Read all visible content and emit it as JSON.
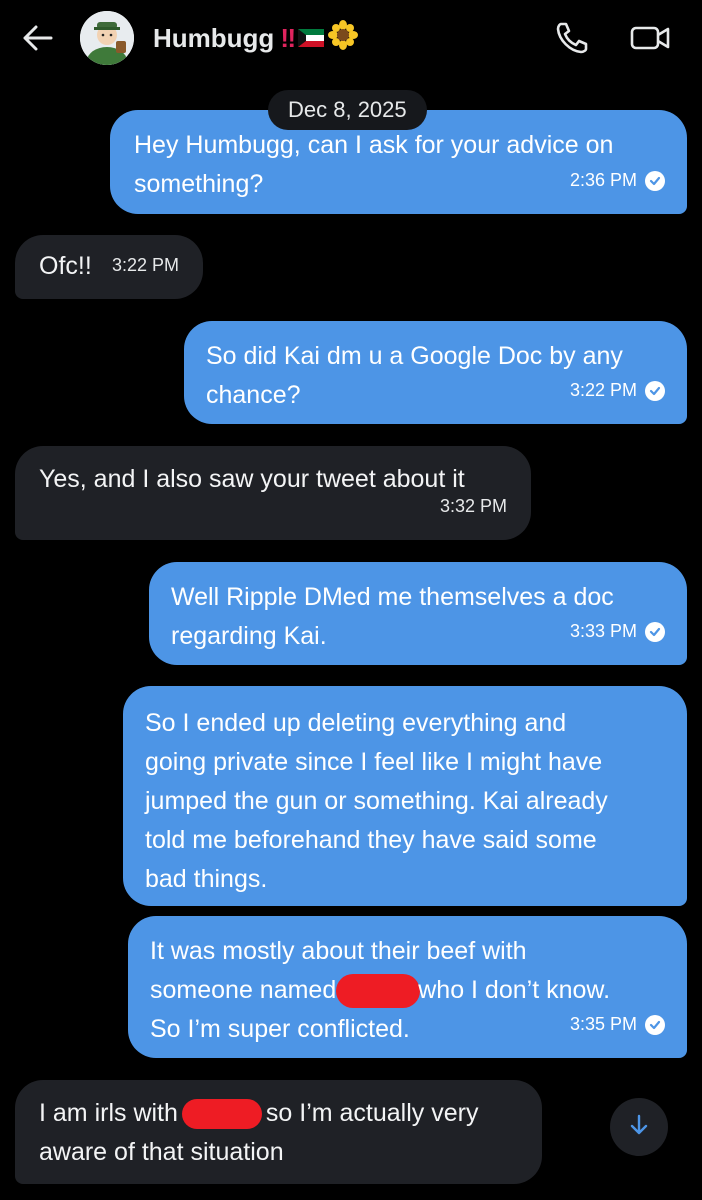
{
  "header": {
    "contact_name": "Humbugg",
    "name_flair": "‼",
    "flag_icon": "kuwait-flag-icon",
    "flower_icon": "sunflower-icon",
    "back_icon": "back-arrow-icon",
    "call_icon": "phone-icon",
    "video_icon": "video-camera-icon"
  },
  "date_divider": "Dec 8, 2025",
  "messages": [
    {
      "side": "sent",
      "lines": [
        "Hey Humbugg, can I ask for your advice on",
        "something?"
      ],
      "time": "2:36 PM",
      "read": true
    },
    {
      "side": "received",
      "lines": [
        "Ofc!!"
      ],
      "time": "3:22 PM"
    },
    {
      "side": "sent",
      "lines": [
        "So did Kai dm u a Google Doc by any",
        "chance?"
      ],
      "time": "3:22 PM",
      "read": true
    },
    {
      "side": "received",
      "lines": [
        "Yes, and I also saw your tweet about it"
      ],
      "time": "3:32 PM"
    },
    {
      "side": "sent",
      "lines": [
        "Well Ripple DMed me themselves a doc",
        "regarding Kai."
      ],
      "time": "3:33 PM",
      "read": true
    },
    {
      "side": "sent",
      "lines": [
        "So I ended up deleting everything and",
        "going private since I feel like I might have",
        "jumped the gun or something. Kai already",
        "told me beforehand they have said some",
        "bad things."
      ]
    },
    {
      "side": "sent",
      "lines": [
        "It was mostly about their beef with",
        "someone named",
        "who I don’t know.",
        "So I’m super conflicted."
      ],
      "time": "3:35 PM",
      "read": true
    },
    {
      "side": "received",
      "lines": [
        "I am irls with",
        "so I’m actually very",
        "aware of that situation"
      ]
    }
  ],
  "scroll_down_icon": "arrow-down-icon",
  "colors": {
    "background": "#000000",
    "sent_bubble": "#4d95e6",
    "received_bubble": "#1f2126",
    "redaction": "#ee1c24"
  }
}
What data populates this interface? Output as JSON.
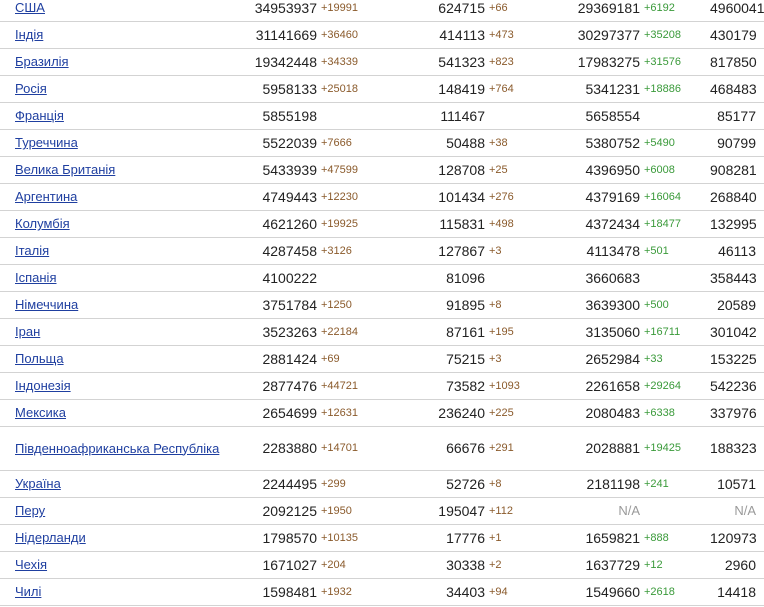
{
  "rows": [
    {
      "country": "США",
      "cases": "34953937",
      "cases_new": "+19991",
      "deaths": "624715",
      "deaths_new": "+66",
      "recovered": "29369181",
      "recovered_new": "+6192",
      "active": "4960041"
    },
    {
      "country": "Індія",
      "cases": "31141669",
      "cases_new": "+36460",
      "deaths": "414113",
      "deaths_new": "+473",
      "recovered": "30297377",
      "recovered_new": "+35208",
      "active": "430179"
    },
    {
      "country": "Бразилія",
      "cases": "19342448",
      "cases_new": "+34339",
      "deaths": "541323",
      "deaths_new": "+823",
      "recovered": "17983275",
      "recovered_new": "+31576",
      "active": "817850"
    },
    {
      "country": "Росія",
      "cases": "5958133",
      "cases_new": "+25018",
      "deaths": "148419",
      "deaths_new": "+764",
      "recovered": "5341231",
      "recovered_new": "+18886",
      "active": "468483"
    },
    {
      "country": "Франція",
      "cases": "5855198",
      "cases_new": "",
      "deaths": "111467",
      "deaths_new": "",
      "recovered": "5658554",
      "recovered_new": "",
      "active": "85177"
    },
    {
      "country": "Туреччина",
      "cases": "5522039",
      "cases_new": "+7666",
      "deaths": "50488",
      "deaths_new": "+38",
      "recovered": "5380752",
      "recovered_new": "+5490",
      "active": "90799"
    },
    {
      "country": "Велика Британія",
      "cases": "5433939",
      "cases_new": "+47599",
      "deaths": "128708",
      "deaths_new": "+25",
      "recovered": "4396950",
      "recovered_new": "+6008",
      "active": "908281"
    },
    {
      "country": "Аргентина",
      "cases": "4749443",
      "cases_new": "+12230",
      "deaths": "101434",
      "deaths_new": "+276",
      "recovered": "4379169",
      "recovered_new": "+16064",
      "active": "268840"
    },
    {
      "country": "Колумбія",
      "cases": "4621260",
      "cases_new": "+19925",
      "deaths": "115831",
      "deaths_new": "+498",
      "recovered": "4372434",
      "recovered_new": "+18477",
      "active": "132995"
    },
    {
      "country": "Італія",
      "cases": "4287458",
      "cases_new": "+3126",
      "deaths": "127867",
      "deaths_new": "+3",
      "recovered": "4113478",
      "recovered_new": "+501",
      "active": "46113"
    },
    {
      "country": "Іспанія",
      "cases": "4100222",
      "cases_new": "",
      "deaths": "81096",
      "deaths_new": "",
      "recovered": "3660683",
      "recovered_new": "",
      "active": "358443"
    },
    {
      "country": "Німеччина",
      "cases": "3751784",
      "cases_new": "+1250",
      "deaths": "91895",
      "deaths_new": "+8",
      "recovered": "3639300",
      "recovered_new": "+500",
      "active": "20589"
    },
    {
      "country": "Іран",
      "cases": "3523263",
      "cases_new": "+22184",
      "deaths": "87161",
      "deaths_new": "+195",
      "recovered": "3135060",
      "recovered_new": "+16711",
      "active": "301042"
    },
    {
      "country": "Польща",
      "cases": "2881424",
      "cases_new": "+69",
      "deaths": "75215",
      "deaths_new": "+3",
      "recovered": "2652984",
      "recovered_new": "+33",
      "active": "153225"
    },
    {
      "country": "Індонезія",
      "cases": "2877476",
      "cases_new": "+44721",
      "deaths": "73582",
      "deaths_new": "+1093",
      "recovered": "2261658",
      "recovered_new": "+29264",
      "active": "542236"
    },
    {
      "country": "Мексика",
      "cases": "2654699",
      "cases_new": "+12631",
      "deaths": "236240",
      "deaths_new": "+225",
      "recovered": "2080483",
      "recovered_new": "+6338",
      "active": "337976"
    },
    {
      "country": "Південноафриканська Республіка",
      "cases": "2283880",
      "cases_new": "+14701",
      "deaths": "66676",
      "deaths_new": "+291",
      "recovered": "2028881",
      "recovered_new": "+19425",
      "active": "188323"
    },
    {
      "country": "Україна",
      "cases": "2244495",
      "cases_new": "+299",
      "deaths": "52726",
      "deaths_new": "+8",
      "recovered": "2181198",
      "recovered_new": "+241",
      "active": "10571"
    },
    {
      "country": "Перу",
      "cases": "2092125",
      "cases_new": "+1950",
      "deaths": "195047",
      "deaths_new": "+112",
      "recovered": "N/A",
      "recovered_new": "",
      "active": "N/A"
    },
    {
      "country": "Нідерланди",
      "cases": "1798570",
      "cases_new": "+10135",
      "deaths": "17776",
      "deaths_new": "+1",
      "recovered": "1659821",
      "recovered_new": "+888",
      "active": "120973"
    },
    {
      "country": "Чехія",
      "cases": "1671027",
      "cases_new": "+204",
      "deaths": "30338",
      "deaths_new": "+2",
      "recovered": "1637729",
      "recovered_new": "+12",
      "active": "2960"
    },
    {
      "country": "Чилі",
      "cases": "1598481",
      "cases_new": "+1932",
      "deaths": "34403",
      "deaths_new": "+94",
      "recovered": "1549660",
      "recovered_new": "+2618",
      "active": "14418"
    }
  ],
  "colors": {
    "link": "#1f3fa0",
    "increase": "#8a5a2b",
    "recovered_increase": "#3a9a3a",
    "na": "#9a9a9a",
    "border": "#d3d3d3"
  }
}
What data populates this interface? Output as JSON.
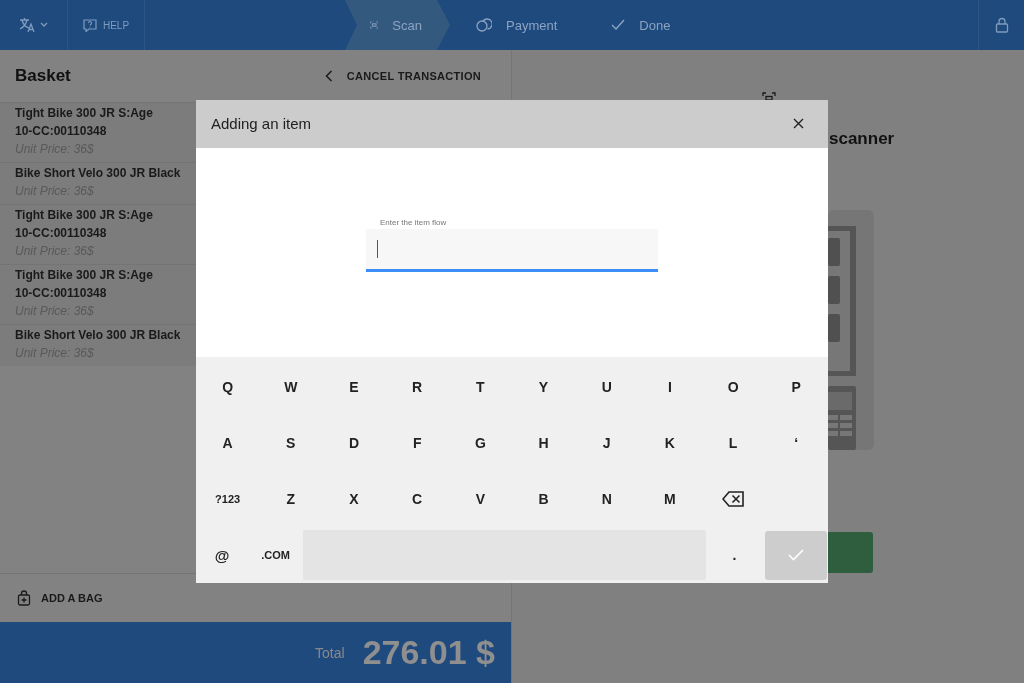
{
  "top_bar": {
    "language_button": {
      "kind": "language"
    },
    "help_button": {
      "label": "HELP"
    },
    "steps": [
      {
        "kind": "scan",
        "label": "Scan",
        "selected": true
      },
      {
        "kind": "payment",
        "label": "Payment",
        "selected": false
      },
      {
        "kind": "done",
        "label": "Done",
        "selected": false
      }
    ],
    "lock_button": {
      "kind": "lock"
    }
  },
  "basket": {
    "title": "Basket",
    "cancel": "CANCEL TRANSACTION",
    "items": [
      {
        "name": "Tight Bike 300 JR S:Age\n10-CC:00110348",
        "price": "Unit Price: 36$"
      },
      {
        "name": "Bike Short Velo 300 JR Black",
        "price": "Unit Price: 36$"
      },
      {
        "name": "Tight Bike 300 JR S:Age\n10-CC:00110348",
        "price": "Unit Price: 36$"
      },
      {
        "name": "Tight Bike 300 JR S:Age\n10-CC:00110348",
        "price": "Unit Price: 36$"
      },
      {
        "name": "Bike Short Velo 300 JR Black",
        "price": "Unit Price: 36$"
      }
    ],
    "add_bag": "ADD A BAG",
    "total_label": "Total",
    "total": "276.01 $"
  },
  "scan_panel": {
    "title": "scanner"
  },
  "dialog": {
    "title": "Adding an item",
    "field": {
      "label": "Enter the item flow",
      "focused": true
    },
    "keyboard": {
      "rows": [
        [
          {
            "kind": "char",
            "label": "Q"
          },
          {
            "kind": "char",
            "label": "W"
          },
          {
            "kind": "char",
            "label": "E"
          },
          {
            "kind": "char",
            "label": "R"
          },
          {
            "kind": "char",
            "label": "T"
          },
          {
            "kind": "char",
            "label": "Y"
          },
          {
            "kind": "char",
            "label": "U"
          },
          {
            "kind": "char",
            "label": "I"
          },
          {
            "kind": "char",
            "label": "O"
          },
          {
            "kind": "char",
            "label": "P"
          }
        ],
        [
          {
            "kind": "char",
            "label": "A"
          },
          {
            "kind": "char",
            "label": "S"
          },
          {
            "kind": "char",
            "label": "D"
          },
          {
            "kind": "char",
            "label": "F"
          },
          {
            "kind": "char",
            "label": "G"
          },
          {
            "kind": "char",
            "label": "H"
          },
          {
            "kind": "char",
            "label": "J"
          },
          {
            "kind": "char",
            "label": "K"
          },
          {
            "kind": "char",
            "label": "L"
          },
          {
            "kind": "char",
            "label": "‘"
          }
        ],
        [
          {
            "kind": "mode",
            "label": "?123"
          },
          {
            "kind": "char",
            "label": "Z"
          },
          {
            "kind": "char",
            "label": "X"
          },
          {
            "kind": "char",
            "label": "C"
          },
          {
            "kind": "char",
            "label": "V"
          },
          {
            "kind": "char",
            "label": "B"
          },
          {
            "kind": "char",
            "label": "N"
          },
          {
            "kind": "char",
            "label": "M"
          },
          {
            "kind": "backspace"
          }
        ]
      ],
      "bottom_keys": [
        {
          "kind": "char",
          "label": "@"
        },
        {
          "kind": "mode",
          "label": ".COM"
        },
        {
          "kind": "space"
        },
        {
          "kind": "dot",
          "label": "."
        },
        {
          "kind": "enter",
          "disabled": true
        }
      ]
    }
  }
}
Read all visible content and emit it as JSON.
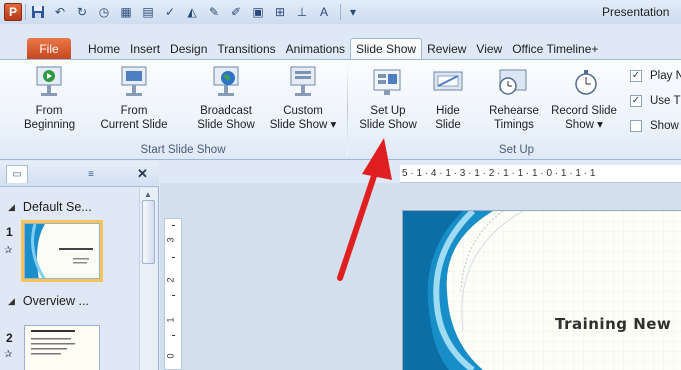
{
  "window": {
    "title": "Presentation"
  },
  "tabs": {
    "file": "File",
    "items": [
      "Home",
      "Insert",
      "Design",
      "Transitions",
      "Animations",
      "Slide Show",
      "Review",
      "View",
      "Office Timeline+"
    ],
    "active": "Slide Show"
  },
  "ribbon": {
    "start_group": {
      "label": "Start Slide Show",
      "from_beginning": [
        "From",
        "Beginning"
      ],
      "from_current": [
        "From",
        "Current Slide"
      ],
      "broadcast": [
        "Broadcast",
        "Slide Show"
      ],
      "custom": [
        "Custom",
        "Slide Show ▾"
      ]
    },
    "setup_group": {
      "label": "Set Up",
      "setup_show": [
        "Set Up",
        "Slide Show"
      ],
      "hide_slide": [
        "Hide",
        "Slide"
      ],
      "rehearse": [
        "Rehearse",
        "Timings"
      ],
      "record": [
        "Record Slide",
        "Show ▾"
      ],
      "checkboxes": [
        {
          "label": "Play N",
          "checked": true
        },
        {
          "label": "Use T",
          "checked": true
        },
        {
          "label": "Show",
          "checked": false
        }
      ]
    }
  },
  "left_panel": {
    "sections": [
      "Default Se...",
      "Overview ..."
    ],
    "slides": [
      {
        "number": "1",
        "title": "Training New Personnel",
        "selected": true
      },
      {
        "number": "2",
        "title": "New Employee Orientation",
        "selected": false
      }
    ]
  },
  "rulers": {
    "horizontal": "5 · 1 · 4 · 1 · 3 · 1 · 2 · 1 · 1 · 1 · 0 · 1 · 1 · 1",
    "vertical": [
      "3",
      "2",
      "1",
      "0"
    ]
  },
  "slide": {
    "title": "Training New"
  },
  "colors": {
    "accent_orange": "#d9541e",
    "annotation_red": "#e02020",
    "selection_gold": "#f6c458"
  }
}
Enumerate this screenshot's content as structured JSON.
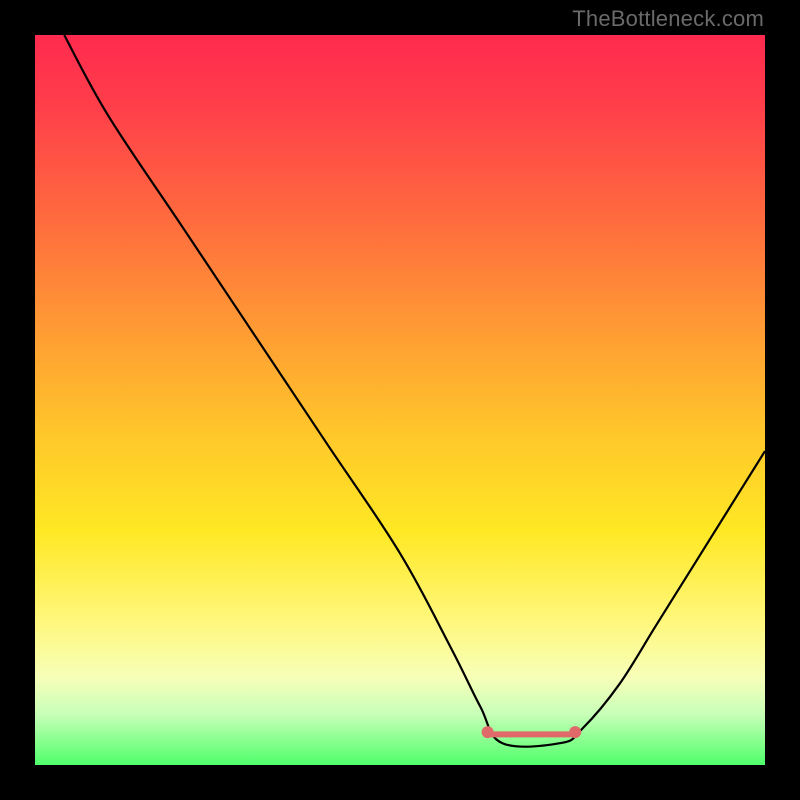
{
  "watermark": "TheBottleneck.com",
  "chart_data": {
    "type": "line",
    "title": "",
    "xlabel": "",
    "ylabel": "",
    "xlim": [
      0,
      100
    ],
    "ylim": [
      0,
      100
    ],
    "grid": false,
    "series": [
      {
        "name": "bottleneck-curve",
        "x": [
          4,
          10,
          20,
          30,
          40,
          50,
          57,
          61,
          64,
          72,
          75,
          80,
          85,
          90,
          95,
          100
        ],
        "y": [
          100,
          89,
          74,
          59,
          44,
          29,
          16,
          8,
          3,
          3,
          5,
          11,
          19,
          27,
          35,
          43
        ]
      }
    ],
    "markers": [
      {
        "name": "flat-left-dot",
        "x": 62,
        "y": 4.5,
        "color": "#e06a6a",
        "r": 6
      },
      {
        "name": "flat-right-dot",
        "x": 74,
        "y": 4.5,
        "color": "#e06a6a",
        "r": 6
      }
    ],
    "flat_segment": {
      "x1": 62,
      "x2": 74,
      "y": 4.2,
      "color": "#e06a6a",
      "width": 6
    },
    "curve_color": "#000000",
    "curve_width": 2.2
  }
}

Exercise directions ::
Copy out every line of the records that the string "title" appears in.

Your solution ::
    "title": "Basket",
    "title": "scanner"
    "title": "Adding an item",
    "title": "Presentation"
        "title": "Training New Personnel",
        "title": "New Employee Orientation",
    "title": "Training New"
    "title": "",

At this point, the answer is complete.